**REQUIRED ACTION**
Output every entry below exactly, without its pictures.

**DATASET EXCERPTS**
=== Section Start ===

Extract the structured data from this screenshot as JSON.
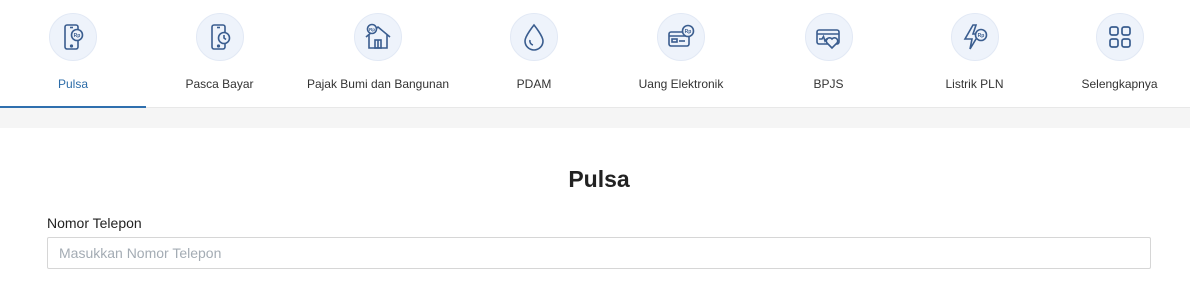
{
  "tabs": [
    {
      "label": "Pulsa",
      "icon": "phone-rp-icon",
      "active": true
    },
    {
      "label": "Pasca Bayar",
      "icon": "phone-clock-icon",
      "active": false
    },
    {
      "label": "Pajak Bumi dan Bangunan",
      "icon": "house-rp-icon",
      "active": false
    },
    {
      "label": "PDAM",
      "icon": "water-drop-icon",
      "active": false
    },
    {
      "label": "Uang Elektronik",
      "icon": "card-rp-icon",
      "active": false
    },
    {
      "label": "BPJS",
      "icon": "health-card-icon",
      "active": false
    },
    {
      "label": "Listrik PLN",
      "icon": "lightning-rp-icon",
      "active": false
    },
    {
      "label": "Selengkapnya",
      "icon": "grid-icon",
      "active": false
    }
  ],
  "form": {
    "title": "Pulsa",
    "phone_label": "Nomor Telepon",
    "phone_placeholder": "Masukkan Nomor Telepon",
    "phone_value": ""
  },
  "colors": {
    "accent": "#2f6fae",
    "icon_stroke": "#3a5d8f",
    "icon_bg": "#eef3fb"
  }
}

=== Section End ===

**EXPECTED ANSWER**
Extract the structured data from this screenshot as JSON.
{
  "tabs": [
    {
      "label": "Pulsa",
      "icon": "phone-rp-icon",
      "active": true
    },
    {
      "label": "Pasca Bayar",
      "icon": "phone-clock-icon",
      "active": false
    },
    {
      "label": "Pajak Bumi dan Bangunan",
      "icon": "house-rp-icon",
      "active": false
    },
    {
      "label": "PDAM",
      "icon": "water-drop-icon",
      "active": false
    },
    {
      "label": "Uang Elektronik",
      "icon": "card-rp-icon",
      "active": false
    },
    {
      "label": "BPJS",
      "icon": "health-card-icon",
      "active": false
    },
    {
      "label": "Listrik PLN",
      "icon": "lightning-rp-icon",
      "active": false
    },
    {
      "label": "Selengkapnya",
      "icon": "grid-icon",
      "active": false
    }
  ],
  "form": {
    "title": "Pulsa",
    "phone_label": "Nomor Telepon",
    "phone_placeholder": "Masukkan Nomor Telepon",
    "phone_value": ""
  },
  "colors": {
    "accent": "#2f6fae",
    "icon_stroke": "#3a5d8f",
    "icon_bg": "#eef3fb"
  }
}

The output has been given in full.